--- START ---

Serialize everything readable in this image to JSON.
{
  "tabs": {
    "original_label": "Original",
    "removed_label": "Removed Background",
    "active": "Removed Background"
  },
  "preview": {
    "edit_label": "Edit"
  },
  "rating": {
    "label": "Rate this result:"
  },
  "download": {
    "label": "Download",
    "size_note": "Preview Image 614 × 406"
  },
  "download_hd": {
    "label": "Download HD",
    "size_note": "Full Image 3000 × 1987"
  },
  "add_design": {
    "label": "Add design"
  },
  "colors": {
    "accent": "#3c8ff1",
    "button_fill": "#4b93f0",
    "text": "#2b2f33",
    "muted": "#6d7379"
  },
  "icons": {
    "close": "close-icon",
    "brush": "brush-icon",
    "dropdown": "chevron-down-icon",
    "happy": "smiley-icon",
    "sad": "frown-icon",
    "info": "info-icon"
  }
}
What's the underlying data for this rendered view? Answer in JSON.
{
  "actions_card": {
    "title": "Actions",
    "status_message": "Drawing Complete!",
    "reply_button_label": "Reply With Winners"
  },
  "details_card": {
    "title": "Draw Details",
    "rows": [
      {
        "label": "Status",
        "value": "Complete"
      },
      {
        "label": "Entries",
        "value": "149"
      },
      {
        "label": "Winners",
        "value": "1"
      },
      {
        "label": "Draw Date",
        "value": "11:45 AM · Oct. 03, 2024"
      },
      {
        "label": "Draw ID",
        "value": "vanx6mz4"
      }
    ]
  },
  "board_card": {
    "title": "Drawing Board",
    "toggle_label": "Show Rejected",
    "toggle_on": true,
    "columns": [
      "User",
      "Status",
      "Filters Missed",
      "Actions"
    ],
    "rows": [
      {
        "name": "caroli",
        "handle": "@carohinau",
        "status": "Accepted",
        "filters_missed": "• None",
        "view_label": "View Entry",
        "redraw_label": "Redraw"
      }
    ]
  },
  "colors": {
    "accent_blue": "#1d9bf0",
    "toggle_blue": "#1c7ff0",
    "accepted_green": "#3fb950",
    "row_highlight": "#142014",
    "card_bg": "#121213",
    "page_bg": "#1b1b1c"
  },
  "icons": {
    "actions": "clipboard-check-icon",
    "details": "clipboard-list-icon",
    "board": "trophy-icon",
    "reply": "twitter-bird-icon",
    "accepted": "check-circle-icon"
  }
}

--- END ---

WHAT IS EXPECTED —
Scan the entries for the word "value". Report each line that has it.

SOLUTION TO THE EXERCISE —
        "value": "Complete"
        "value": "149"
        "value": "1"
        "value": "11:45 AM · Oct. 03, 2024"
        "value": "vanx6mz4"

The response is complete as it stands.